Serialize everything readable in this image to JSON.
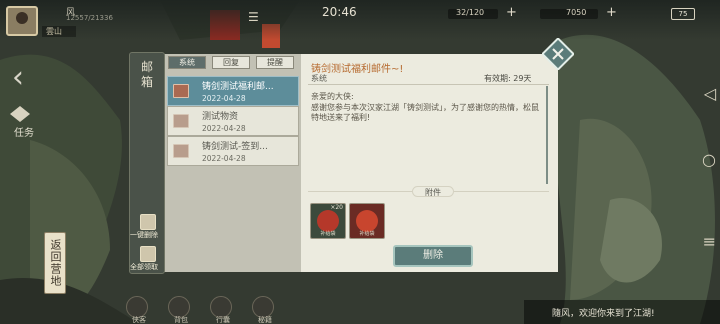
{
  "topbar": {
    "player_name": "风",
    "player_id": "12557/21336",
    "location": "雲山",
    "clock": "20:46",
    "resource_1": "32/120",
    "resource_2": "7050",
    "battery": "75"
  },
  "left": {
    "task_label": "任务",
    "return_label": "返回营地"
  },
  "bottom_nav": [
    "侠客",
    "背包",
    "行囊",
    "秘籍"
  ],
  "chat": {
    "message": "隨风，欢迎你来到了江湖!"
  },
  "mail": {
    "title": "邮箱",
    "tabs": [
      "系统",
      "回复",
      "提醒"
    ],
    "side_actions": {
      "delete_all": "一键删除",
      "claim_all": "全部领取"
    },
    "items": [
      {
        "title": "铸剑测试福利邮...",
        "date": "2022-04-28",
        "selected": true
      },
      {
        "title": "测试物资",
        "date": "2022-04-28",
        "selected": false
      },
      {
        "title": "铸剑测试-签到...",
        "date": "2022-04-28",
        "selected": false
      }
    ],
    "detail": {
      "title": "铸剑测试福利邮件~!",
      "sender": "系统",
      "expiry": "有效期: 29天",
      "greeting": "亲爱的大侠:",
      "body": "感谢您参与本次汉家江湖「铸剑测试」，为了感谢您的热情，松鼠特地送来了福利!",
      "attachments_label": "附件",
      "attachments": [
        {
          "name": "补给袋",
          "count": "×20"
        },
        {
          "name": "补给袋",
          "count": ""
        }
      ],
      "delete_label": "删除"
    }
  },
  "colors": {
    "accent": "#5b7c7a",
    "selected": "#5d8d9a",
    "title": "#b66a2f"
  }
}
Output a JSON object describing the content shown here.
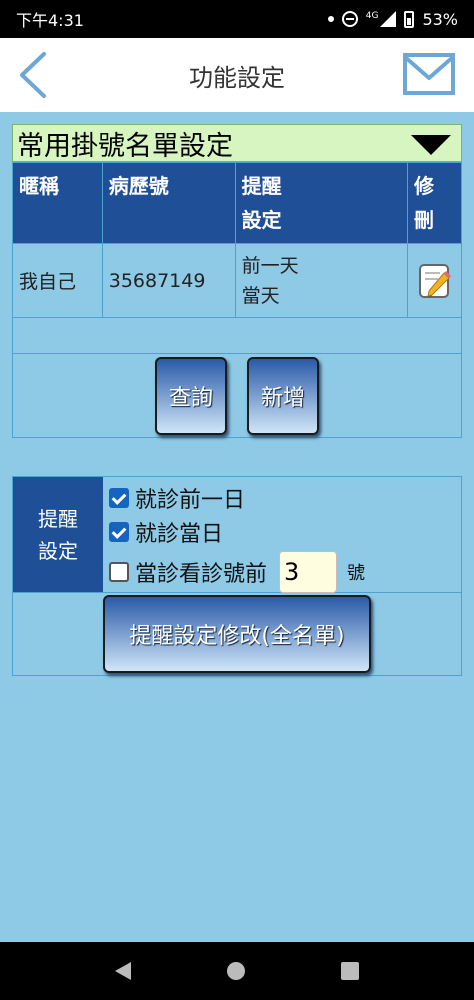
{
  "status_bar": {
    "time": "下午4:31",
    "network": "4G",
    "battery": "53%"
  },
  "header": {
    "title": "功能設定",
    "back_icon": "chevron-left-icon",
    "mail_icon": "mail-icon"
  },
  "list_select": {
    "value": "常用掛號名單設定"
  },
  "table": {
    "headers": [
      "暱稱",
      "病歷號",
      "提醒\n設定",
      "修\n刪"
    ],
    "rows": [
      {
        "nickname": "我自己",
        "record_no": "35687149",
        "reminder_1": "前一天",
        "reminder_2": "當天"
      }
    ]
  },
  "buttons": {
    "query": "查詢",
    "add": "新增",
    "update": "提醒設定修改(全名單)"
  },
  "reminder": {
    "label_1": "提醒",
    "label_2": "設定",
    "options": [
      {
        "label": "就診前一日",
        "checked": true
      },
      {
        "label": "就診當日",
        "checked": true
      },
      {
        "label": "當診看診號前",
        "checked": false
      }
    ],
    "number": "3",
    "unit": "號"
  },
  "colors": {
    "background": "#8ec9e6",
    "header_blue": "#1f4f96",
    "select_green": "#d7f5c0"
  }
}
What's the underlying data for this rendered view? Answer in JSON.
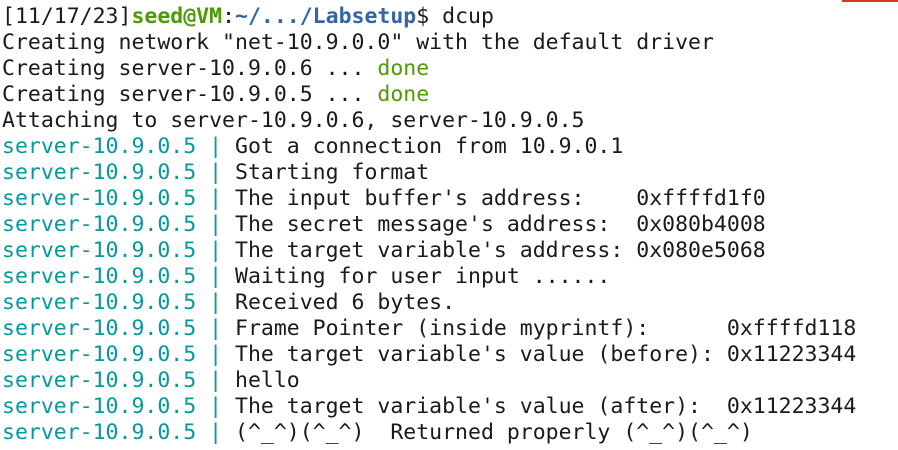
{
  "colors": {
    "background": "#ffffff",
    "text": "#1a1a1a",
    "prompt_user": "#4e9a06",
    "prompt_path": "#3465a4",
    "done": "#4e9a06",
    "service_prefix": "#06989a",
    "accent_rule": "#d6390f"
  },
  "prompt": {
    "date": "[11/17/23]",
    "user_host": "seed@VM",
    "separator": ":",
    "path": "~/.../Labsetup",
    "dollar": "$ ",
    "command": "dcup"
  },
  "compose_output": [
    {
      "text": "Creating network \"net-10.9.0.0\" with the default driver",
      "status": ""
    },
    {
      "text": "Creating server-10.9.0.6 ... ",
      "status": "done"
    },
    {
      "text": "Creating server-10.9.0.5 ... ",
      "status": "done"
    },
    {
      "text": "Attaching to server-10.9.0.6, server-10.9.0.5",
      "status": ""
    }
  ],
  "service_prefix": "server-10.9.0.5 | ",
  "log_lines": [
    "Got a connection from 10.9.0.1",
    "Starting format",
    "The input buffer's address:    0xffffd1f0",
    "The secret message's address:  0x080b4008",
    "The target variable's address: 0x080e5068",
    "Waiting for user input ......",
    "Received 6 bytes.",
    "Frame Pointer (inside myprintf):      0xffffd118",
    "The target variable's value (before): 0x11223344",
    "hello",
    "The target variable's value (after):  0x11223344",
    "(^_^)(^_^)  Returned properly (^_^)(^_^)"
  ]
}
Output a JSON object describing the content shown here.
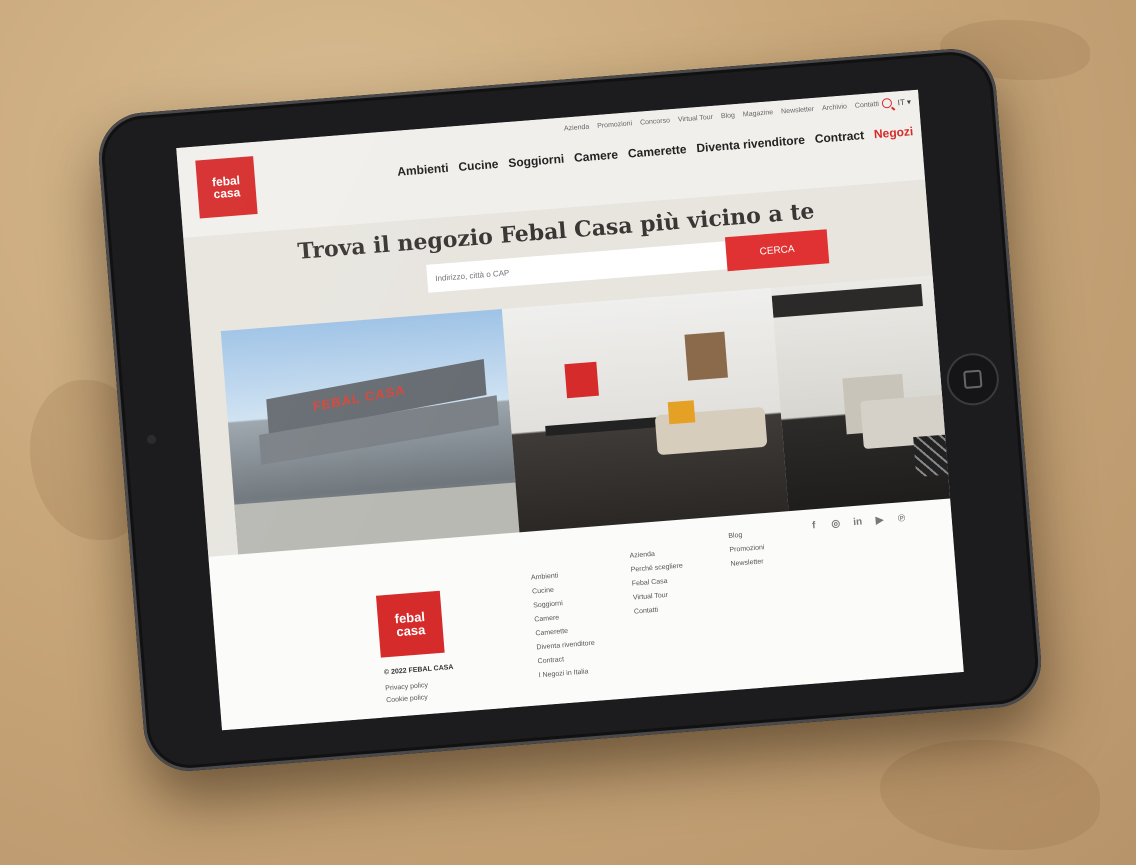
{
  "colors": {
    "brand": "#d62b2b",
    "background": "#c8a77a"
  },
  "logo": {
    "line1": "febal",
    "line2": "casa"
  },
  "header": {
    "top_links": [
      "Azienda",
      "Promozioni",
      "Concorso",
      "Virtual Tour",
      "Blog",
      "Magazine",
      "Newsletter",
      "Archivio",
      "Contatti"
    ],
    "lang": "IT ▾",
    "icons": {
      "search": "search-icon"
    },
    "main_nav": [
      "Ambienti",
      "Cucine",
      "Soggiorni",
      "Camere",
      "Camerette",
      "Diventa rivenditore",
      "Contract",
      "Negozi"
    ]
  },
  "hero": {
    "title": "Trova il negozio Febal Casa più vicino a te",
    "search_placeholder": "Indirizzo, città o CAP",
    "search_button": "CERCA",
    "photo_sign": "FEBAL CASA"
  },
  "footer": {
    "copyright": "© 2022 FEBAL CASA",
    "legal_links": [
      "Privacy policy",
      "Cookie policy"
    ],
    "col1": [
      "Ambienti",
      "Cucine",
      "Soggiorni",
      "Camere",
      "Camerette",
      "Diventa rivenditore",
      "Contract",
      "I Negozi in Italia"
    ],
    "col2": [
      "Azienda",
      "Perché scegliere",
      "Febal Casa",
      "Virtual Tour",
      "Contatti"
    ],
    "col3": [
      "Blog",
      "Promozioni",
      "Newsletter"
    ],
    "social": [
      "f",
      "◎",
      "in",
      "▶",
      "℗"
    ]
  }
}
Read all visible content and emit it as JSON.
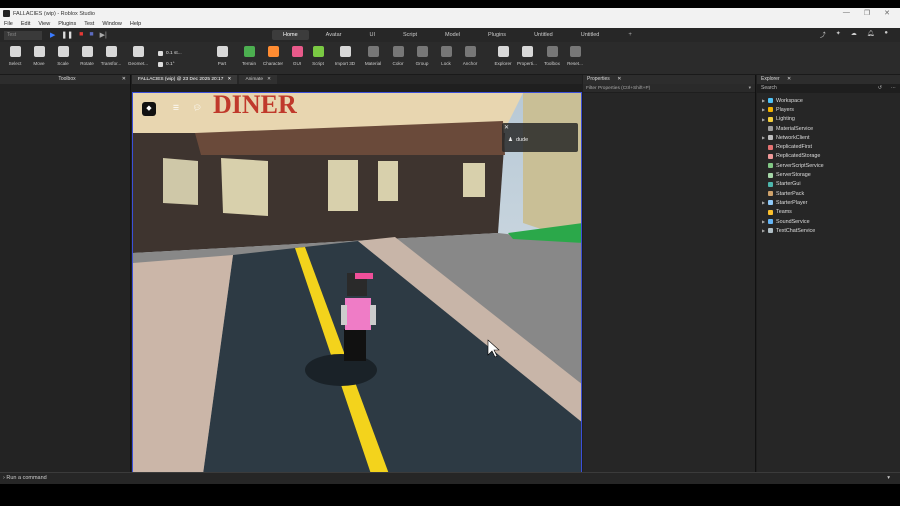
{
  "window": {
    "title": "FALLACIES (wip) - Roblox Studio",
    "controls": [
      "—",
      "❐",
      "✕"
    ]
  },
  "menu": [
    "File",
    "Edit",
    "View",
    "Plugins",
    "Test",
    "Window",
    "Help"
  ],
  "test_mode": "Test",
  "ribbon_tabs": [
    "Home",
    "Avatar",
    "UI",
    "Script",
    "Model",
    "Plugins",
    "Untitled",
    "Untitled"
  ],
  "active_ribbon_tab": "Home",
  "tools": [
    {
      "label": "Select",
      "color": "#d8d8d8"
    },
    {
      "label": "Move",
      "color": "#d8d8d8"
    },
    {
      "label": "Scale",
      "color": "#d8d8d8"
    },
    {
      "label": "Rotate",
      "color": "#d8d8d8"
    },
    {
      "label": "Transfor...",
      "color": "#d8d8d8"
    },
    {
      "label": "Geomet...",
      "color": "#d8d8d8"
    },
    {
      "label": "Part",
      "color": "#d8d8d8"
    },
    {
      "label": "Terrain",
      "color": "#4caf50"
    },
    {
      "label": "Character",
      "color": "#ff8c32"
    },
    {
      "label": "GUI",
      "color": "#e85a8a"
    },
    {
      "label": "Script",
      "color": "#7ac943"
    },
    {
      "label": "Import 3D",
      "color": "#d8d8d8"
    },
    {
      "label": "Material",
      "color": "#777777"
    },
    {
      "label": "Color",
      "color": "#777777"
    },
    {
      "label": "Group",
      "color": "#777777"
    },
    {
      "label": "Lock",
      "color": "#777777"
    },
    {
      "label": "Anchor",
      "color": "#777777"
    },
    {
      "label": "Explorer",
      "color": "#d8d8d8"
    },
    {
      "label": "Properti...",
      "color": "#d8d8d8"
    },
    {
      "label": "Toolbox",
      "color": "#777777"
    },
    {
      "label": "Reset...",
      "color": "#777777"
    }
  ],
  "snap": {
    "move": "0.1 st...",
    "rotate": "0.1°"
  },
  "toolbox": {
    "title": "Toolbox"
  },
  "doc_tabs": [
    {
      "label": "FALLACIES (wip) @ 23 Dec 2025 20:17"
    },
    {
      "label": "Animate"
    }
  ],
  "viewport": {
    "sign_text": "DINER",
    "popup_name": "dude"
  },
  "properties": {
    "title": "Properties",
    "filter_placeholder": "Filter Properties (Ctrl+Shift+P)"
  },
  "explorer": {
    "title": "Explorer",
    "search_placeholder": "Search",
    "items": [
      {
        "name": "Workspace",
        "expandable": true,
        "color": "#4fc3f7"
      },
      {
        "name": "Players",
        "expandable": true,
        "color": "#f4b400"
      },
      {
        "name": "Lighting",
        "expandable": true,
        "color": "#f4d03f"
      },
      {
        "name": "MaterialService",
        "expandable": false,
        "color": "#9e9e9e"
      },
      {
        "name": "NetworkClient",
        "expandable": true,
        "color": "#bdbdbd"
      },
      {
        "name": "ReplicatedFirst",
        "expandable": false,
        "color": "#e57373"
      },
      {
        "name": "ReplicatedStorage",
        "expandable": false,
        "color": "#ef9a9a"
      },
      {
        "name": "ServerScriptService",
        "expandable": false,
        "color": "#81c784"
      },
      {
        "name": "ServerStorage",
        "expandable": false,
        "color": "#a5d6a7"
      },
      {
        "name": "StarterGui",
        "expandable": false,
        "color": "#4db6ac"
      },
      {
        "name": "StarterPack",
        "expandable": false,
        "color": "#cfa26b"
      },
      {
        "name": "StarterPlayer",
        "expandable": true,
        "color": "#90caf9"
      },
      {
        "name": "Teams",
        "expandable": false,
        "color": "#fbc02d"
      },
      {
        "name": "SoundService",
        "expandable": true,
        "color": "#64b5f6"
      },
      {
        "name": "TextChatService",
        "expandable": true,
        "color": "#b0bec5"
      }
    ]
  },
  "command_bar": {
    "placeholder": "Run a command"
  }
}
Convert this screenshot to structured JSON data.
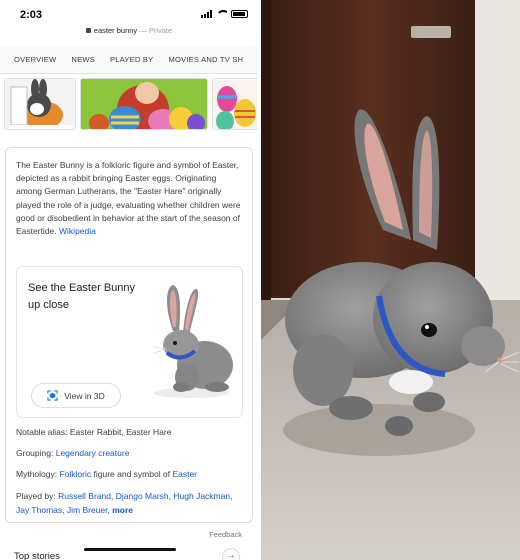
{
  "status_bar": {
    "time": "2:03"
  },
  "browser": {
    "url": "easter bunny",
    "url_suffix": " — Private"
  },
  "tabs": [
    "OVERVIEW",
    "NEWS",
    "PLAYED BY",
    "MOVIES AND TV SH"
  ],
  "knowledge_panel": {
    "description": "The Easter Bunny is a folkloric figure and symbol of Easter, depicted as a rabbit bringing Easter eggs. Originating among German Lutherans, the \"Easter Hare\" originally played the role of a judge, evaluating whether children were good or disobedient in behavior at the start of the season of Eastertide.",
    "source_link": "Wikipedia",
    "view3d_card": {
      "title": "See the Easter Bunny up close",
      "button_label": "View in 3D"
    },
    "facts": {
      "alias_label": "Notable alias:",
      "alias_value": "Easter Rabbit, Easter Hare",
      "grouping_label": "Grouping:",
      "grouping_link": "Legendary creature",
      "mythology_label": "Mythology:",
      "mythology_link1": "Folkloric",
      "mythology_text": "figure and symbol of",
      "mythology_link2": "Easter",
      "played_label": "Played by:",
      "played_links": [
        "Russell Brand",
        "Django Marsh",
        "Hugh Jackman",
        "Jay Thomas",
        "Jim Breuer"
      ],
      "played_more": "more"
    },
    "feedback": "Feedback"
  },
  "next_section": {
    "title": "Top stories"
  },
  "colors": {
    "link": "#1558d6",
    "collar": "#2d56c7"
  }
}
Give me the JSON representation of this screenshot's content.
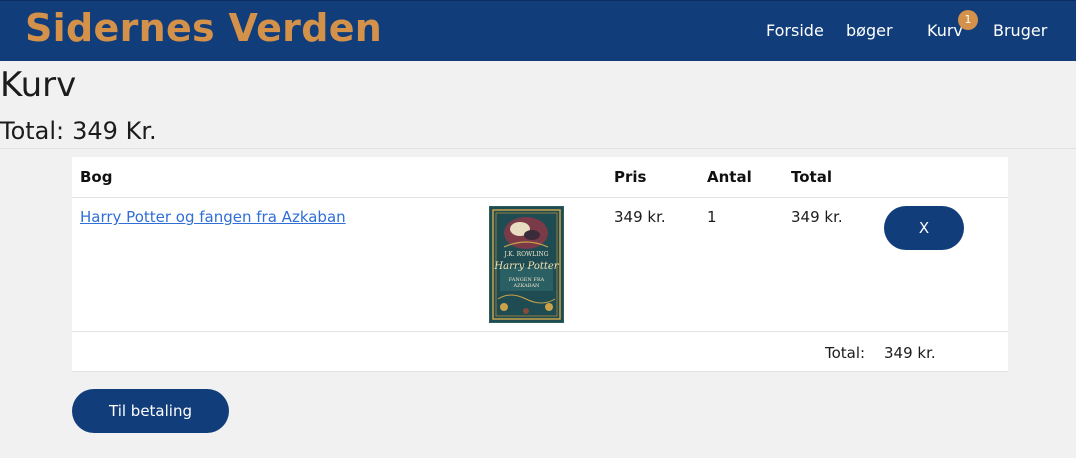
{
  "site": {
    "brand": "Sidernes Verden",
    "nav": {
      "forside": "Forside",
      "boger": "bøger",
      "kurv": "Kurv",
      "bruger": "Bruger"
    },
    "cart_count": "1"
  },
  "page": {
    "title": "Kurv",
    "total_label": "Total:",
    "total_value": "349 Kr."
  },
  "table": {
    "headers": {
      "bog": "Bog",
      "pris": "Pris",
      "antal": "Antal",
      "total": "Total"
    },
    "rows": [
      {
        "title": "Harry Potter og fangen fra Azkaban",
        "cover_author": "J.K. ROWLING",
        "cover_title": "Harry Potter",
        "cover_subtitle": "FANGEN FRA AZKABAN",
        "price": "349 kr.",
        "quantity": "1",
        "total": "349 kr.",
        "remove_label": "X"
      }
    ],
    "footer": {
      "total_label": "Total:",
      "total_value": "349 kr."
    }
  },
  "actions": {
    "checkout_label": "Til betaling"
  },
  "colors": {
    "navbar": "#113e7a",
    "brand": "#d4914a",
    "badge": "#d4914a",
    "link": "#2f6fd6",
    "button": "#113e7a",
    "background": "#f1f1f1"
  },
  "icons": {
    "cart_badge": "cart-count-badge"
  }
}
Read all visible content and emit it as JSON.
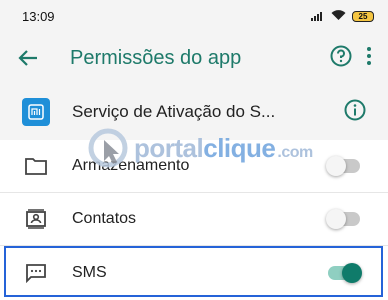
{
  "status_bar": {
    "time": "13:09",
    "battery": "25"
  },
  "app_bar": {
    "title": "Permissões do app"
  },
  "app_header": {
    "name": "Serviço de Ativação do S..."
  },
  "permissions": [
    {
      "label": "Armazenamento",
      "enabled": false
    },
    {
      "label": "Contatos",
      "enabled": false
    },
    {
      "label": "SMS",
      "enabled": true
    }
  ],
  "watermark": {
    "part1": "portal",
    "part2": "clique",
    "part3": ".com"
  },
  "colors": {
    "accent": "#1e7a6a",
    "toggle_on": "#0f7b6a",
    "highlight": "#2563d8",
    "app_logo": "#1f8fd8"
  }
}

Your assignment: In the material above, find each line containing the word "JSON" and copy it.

Solution to this task:
Serialize everything readable in this image to JSON.
Output a JSON object describing the content shown here.
What's the underlying data for this rendered view? Answer in JSON.
Output a JSON object describing the content shown here.
Read all visible content and emit it as JSON.
Convert this screenshot to structured JSON data.
Give me the JSON representation of this screenshot's content.
Read all visible content and emit it as JSON.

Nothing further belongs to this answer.